(Activity) Your copy should match the records below exactly, except for the pictures.

═════ Source information

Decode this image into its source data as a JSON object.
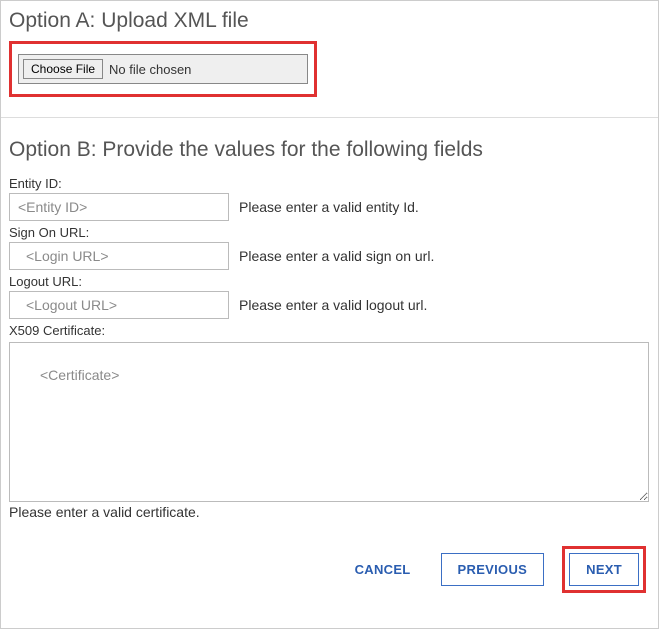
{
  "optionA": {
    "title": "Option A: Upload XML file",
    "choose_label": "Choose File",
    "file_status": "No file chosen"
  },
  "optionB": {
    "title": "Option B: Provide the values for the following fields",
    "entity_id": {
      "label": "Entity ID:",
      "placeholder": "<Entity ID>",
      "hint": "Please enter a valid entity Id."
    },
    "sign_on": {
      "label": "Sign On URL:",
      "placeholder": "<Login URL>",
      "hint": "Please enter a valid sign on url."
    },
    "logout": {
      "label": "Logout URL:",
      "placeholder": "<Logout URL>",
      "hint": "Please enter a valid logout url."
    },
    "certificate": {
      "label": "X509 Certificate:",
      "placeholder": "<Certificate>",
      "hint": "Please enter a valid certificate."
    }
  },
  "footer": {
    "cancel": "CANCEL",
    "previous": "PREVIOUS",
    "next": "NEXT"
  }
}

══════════

(Response below)
Decode this image into its source data as a JSON object.
{
  "optionA": {
    "title": "Option A: Upload XML file",
    "choose_label": "Choose File",
    "file_status": "No file chosen"
  },
  "optionB": {
    "title": "Option B: Provide the values for the following fields",
    "entity_id": {
      "label": "Entity ID:",
      "placeholder": "<Entity ID>",
      "hint": "Please enter a valid entity Id."
    },
    "sign_on": {
      "label": "Sign On URL:",
      "placeholder": "<Login URL>",
      "hint": "Please enter a valid sign on url."
    },
    "logout": {
      "label": "Logout URL:",
      "placeholder": "<Logout URL>",
      "hint": "Please enter a valid logout url."
    },
    "certificate": {
      "label": "X509 Certificate:",
      "placeholder": "<Certificate>",
      "hint": "Please enter a valid certificate."
    }
  },
  "footer": {
    "cancel": "CANCEL",
    "previous": "PREVIOUS",
    "next": "NEXT"
  }
}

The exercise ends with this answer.